VCC
Finding closed-loop gain: example circuit 2
Let us now find the closed-loop gain for the same circuit
but by using the T model for the transistor.
CC
vO
VBB
G≡
s ′ε
ss
β fwd ≡
=
s ′o
sε′
i ′b
vs
=
v s =1
= i ′b =
v ′o
ib′
i ' b =1
1
,
re + RE || ro
vs
RE
(1)
C
= v ′o = RE || ro ,
(2)
hfeib
B
AOL
s ′′ v ′′
≡ o= o
sε ib
= vo′′ = 0 ,
ib
(3)
i b =1
re
vs
vo
E
RR ≡ AOL β ≡ −
ACL ≡
sε′′
i ′′
=− b
sε
ib i
= h fe .
RE
(4)
b =1
C
so
1
0
=
ss
re + RE || ro 1 + h fe
hfe=0
B
1
+
( RE || ro )
re + RE || ro
=
ro
.
i'b
(5)
re
vs
v'o
E
RE || ro
re + RE || ro
RE
ro
C
hfeib
B
vs=0
i&quot;b
re
v&quot;o
E

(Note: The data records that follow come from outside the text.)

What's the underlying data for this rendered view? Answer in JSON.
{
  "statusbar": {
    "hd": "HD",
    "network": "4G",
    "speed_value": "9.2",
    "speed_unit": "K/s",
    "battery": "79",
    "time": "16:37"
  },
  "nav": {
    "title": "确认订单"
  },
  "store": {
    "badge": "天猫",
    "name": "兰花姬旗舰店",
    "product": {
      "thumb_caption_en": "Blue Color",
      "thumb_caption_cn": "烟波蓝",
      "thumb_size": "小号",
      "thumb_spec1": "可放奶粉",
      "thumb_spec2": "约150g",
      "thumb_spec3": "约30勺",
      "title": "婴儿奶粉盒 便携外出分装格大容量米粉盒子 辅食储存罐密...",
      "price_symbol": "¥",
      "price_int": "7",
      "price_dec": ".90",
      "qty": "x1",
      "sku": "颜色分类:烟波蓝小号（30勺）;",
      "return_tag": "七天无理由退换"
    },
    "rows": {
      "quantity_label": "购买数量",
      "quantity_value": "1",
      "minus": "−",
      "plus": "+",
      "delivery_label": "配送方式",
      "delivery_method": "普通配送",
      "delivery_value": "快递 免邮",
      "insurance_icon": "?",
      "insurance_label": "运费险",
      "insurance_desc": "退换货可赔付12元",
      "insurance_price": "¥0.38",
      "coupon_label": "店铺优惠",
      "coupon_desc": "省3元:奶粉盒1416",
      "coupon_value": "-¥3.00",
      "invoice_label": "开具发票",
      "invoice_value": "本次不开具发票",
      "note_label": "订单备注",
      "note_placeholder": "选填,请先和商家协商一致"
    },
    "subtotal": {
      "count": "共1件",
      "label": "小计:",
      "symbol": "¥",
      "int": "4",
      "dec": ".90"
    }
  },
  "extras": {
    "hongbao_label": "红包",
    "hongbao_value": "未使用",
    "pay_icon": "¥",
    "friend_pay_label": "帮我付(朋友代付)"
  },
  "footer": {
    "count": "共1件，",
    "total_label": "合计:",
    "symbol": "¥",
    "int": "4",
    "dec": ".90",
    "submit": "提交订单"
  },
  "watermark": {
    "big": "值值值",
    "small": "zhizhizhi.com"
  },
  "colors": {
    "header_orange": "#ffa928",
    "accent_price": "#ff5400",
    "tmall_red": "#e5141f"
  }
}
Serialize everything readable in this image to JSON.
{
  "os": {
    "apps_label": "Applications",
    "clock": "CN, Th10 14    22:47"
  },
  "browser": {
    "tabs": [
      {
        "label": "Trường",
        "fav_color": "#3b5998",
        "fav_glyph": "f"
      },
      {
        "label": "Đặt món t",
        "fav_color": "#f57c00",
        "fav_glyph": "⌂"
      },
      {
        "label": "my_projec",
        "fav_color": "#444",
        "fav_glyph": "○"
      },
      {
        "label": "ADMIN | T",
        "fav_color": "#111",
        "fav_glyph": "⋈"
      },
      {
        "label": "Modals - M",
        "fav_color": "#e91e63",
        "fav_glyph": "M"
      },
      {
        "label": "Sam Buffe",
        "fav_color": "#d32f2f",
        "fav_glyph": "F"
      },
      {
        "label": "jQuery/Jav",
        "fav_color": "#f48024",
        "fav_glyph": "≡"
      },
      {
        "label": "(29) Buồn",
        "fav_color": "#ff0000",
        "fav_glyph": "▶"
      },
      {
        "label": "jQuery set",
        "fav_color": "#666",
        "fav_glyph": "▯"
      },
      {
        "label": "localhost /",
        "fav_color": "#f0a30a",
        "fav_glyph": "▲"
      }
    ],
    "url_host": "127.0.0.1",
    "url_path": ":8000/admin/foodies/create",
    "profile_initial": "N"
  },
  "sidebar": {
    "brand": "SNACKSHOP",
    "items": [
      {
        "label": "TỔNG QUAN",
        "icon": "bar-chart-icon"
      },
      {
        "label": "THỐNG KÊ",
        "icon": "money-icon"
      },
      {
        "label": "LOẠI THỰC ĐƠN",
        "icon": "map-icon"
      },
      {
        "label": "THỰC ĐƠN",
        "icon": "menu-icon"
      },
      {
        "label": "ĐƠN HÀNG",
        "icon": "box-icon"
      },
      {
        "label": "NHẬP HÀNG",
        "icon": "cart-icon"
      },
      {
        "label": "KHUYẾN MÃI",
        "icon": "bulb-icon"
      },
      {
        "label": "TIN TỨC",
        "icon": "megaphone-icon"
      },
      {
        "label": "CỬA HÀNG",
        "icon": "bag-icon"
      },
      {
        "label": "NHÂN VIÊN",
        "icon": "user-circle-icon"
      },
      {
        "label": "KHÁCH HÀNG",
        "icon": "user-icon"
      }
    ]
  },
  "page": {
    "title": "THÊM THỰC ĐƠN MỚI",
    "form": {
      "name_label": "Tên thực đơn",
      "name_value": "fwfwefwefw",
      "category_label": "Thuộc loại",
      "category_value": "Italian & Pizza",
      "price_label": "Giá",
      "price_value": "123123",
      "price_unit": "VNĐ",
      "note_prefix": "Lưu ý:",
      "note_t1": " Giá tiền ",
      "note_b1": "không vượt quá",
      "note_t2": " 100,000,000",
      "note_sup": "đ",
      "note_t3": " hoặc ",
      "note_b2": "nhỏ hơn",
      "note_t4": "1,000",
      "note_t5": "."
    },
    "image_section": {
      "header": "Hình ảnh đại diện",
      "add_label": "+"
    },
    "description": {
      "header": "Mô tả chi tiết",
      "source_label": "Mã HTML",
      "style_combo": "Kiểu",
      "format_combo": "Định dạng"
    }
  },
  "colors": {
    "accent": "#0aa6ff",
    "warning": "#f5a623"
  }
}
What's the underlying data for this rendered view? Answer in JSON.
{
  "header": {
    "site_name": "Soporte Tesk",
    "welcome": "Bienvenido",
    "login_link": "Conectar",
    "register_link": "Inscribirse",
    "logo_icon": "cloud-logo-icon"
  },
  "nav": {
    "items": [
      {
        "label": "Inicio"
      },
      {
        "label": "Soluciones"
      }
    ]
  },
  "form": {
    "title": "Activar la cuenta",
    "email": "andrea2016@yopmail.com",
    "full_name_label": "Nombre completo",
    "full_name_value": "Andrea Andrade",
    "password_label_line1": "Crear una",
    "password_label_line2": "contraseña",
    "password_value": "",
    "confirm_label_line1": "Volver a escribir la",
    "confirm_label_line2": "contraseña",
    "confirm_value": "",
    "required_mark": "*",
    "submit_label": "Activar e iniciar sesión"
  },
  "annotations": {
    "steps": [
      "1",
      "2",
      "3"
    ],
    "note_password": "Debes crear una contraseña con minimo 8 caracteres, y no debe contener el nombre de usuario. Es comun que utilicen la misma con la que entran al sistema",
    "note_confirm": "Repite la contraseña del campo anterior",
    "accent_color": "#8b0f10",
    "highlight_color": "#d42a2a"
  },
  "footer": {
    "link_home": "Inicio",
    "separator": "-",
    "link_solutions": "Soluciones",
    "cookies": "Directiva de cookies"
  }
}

RE
ro
Fig. 4. Example circuit 2: the elementary CE amplifier, solved with the T
model of the transistor.
REFERENCES
[1]
P. R. Gray, P. J. Hurst, S. H. Lewis, and R. G. Meyer., Analysis and
Design of Analog Integrated Circuits. (4th Edition.)